(RECORD SET begins)

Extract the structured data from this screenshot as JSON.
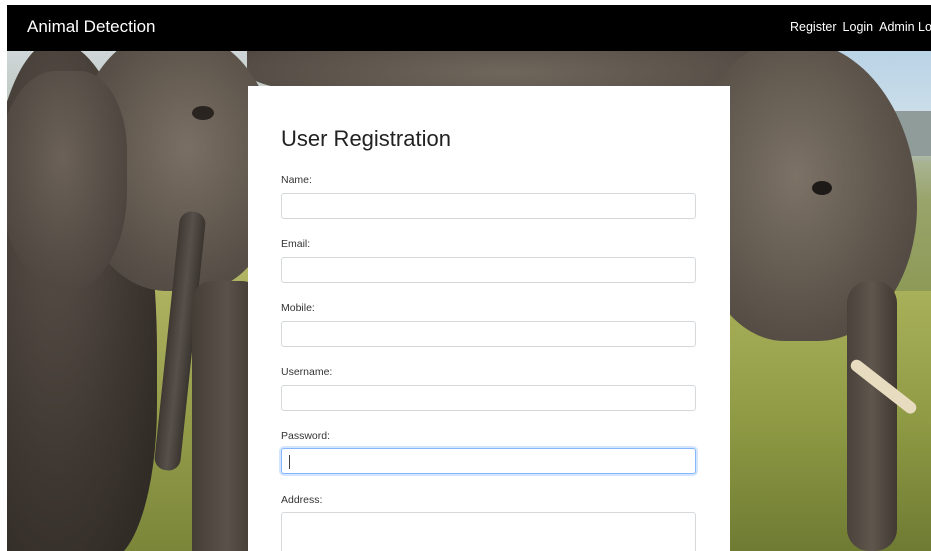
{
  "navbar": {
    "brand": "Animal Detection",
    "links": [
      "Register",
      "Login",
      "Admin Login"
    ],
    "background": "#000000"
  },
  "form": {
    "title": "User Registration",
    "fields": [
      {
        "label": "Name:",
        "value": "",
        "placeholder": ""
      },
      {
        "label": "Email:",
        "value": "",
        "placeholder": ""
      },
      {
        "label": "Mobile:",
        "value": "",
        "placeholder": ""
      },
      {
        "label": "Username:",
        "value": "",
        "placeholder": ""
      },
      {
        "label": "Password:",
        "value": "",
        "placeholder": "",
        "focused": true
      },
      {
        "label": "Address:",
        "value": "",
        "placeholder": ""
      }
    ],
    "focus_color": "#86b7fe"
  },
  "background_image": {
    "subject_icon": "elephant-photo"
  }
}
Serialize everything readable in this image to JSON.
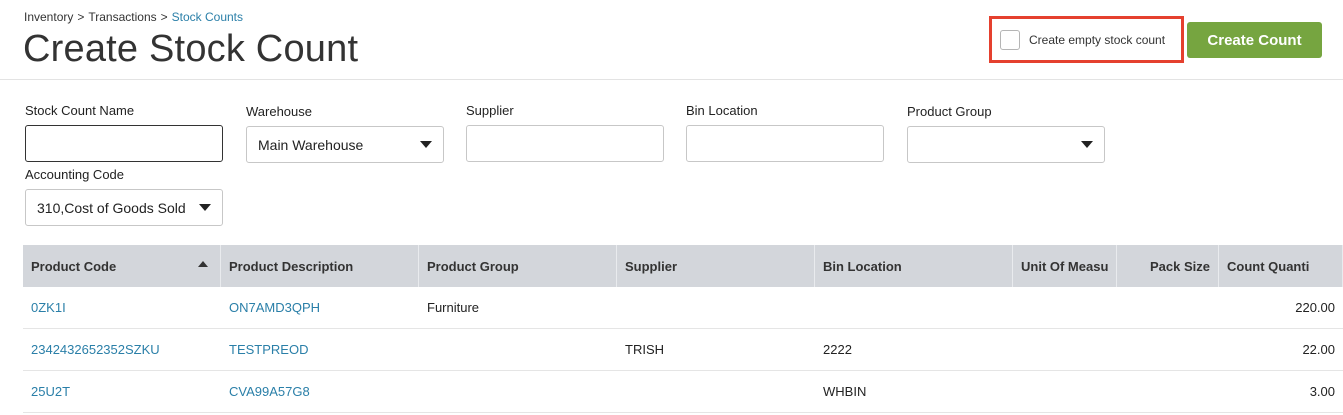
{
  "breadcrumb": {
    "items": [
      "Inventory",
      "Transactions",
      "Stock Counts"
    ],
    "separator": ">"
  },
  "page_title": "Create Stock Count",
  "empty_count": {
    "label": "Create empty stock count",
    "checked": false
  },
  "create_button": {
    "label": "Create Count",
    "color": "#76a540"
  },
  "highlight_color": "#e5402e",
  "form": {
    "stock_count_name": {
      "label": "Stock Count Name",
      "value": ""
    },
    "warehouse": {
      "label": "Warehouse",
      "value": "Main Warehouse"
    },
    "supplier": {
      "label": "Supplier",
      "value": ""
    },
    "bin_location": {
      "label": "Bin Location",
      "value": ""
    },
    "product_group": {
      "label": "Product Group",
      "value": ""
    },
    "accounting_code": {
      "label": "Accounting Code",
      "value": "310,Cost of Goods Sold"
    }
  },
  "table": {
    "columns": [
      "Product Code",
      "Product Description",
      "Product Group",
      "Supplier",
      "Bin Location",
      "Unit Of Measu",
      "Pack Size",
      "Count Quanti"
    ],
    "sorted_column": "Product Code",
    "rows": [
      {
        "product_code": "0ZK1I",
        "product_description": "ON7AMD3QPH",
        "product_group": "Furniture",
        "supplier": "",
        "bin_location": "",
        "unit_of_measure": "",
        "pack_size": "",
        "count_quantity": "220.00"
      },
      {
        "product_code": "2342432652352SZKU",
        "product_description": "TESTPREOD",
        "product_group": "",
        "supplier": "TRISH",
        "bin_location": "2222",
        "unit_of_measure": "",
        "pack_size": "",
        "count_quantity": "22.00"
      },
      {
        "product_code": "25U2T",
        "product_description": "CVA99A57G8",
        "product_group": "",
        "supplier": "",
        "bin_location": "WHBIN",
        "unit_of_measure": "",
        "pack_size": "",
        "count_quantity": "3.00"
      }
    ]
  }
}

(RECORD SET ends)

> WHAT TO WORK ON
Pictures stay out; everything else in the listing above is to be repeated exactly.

> EXERCISE RESULT
Extract the structured data from this screenshot as JSON.
{
  "navbar": {
    "brand": "Animal Detection",
    "links": [
      "Register",
      "Login",
      "Admin Login"
    ],
    "background": "#000000"
  },
  "form": {
    "title": "User Registration",
    "fields": [
      {
        "label": "Name:",
        "value": "",
        "placeholder": ""
      },
      {
        "label": "Email:",
        "value": "",
        "placeholder": ""
      },
      {
        "label": "Mobile:",
        "value": "",
        "placeholder": ""
      },
      {
        "label": "Username:",
        "value": "",
        "placeholder": ""
      },
      {
        "label": "Password:",
        "value": "",
        "placeholder": "",
        "focused": true
      },
      {
        "label": "Address:",
        "value": "",
        "placeholder": ""
      }
    ],
    "focus_color": "#86b7fe"
  },
  "background_image": {
    "subject_icon": "elephant-photo"
  }
}
Serialize everything readable in this image to JSON.
{
  "breadcrumb": {
    "items": [
      "Inventory",
      "Transactions",
      "Stock Counts"
    ],
    "separator": ">"
  },
  "page_title": "Create Stock Count",
  "empty_count": {
    "label": "Create empty stock count",
    "checked": false
  },
  "create_button": {
    "label": "Create Count",
    "color": "#76a540"
  },
  "highlight_color": "#e5402e",
  "form": {
    "stock_count_name": {
      "label": "Stock Count Name",
      "value": ""
    },
    "warehouse": {
      "label": "Warehouse",
      "value": "Main Warehouse"
    },
    "supplier": {
      "label": "Supplier",
      "value": ""
    },
    "bin_location": {
      "label": "Bin Location",
      "value": ""
    },
    "product_group": {
      "label": "Product Group",
      "value": ""
    },
    "accounting_code": {
      "label": "Accounting Code",
      "value": "310,Cost of Goods Sold"
    }
  },
  "table": {
    "columns": [
      "Product Code",
      "Product Description",
      "Product Group",
      "Supplier",
      "Bin Location",
      "Unit Of Measu",
      "Pack Size",
      "Count Quanti"
    ],
    "sorted_column": "Product Code",
    "rows": [
      {
        "product_code": "0ZK1I",
        "product_description": "ON7AMD3QPH",
        "product_group": "Furniture",
        "supplier": "",
        "bin_location": "",
        "unit_of_measure": "",
        "pack_size": "",
        "count_quantity": "220.00"
      },
      {
        "product_code": "2342432652352SZKU",
        "product_description": "TESTPREOD",
        "product_group": "",
        "supplier": "TRISH",
        "bin_location": "2222",
        "unit_of_measure": "",
        "pack_size": "",
        "count_quantity": "22.00"
      },
      {
        "product_code": "25U2T",
        "product_description": "CVA99A57G8",
        "product_group": "",
        "supplier": "",
        "bin_location": "WHBIN",
        "unit_of_measure": "",
        "pack_size": "",
        "count_quantity": "3.00"
      }
    ]
  }
}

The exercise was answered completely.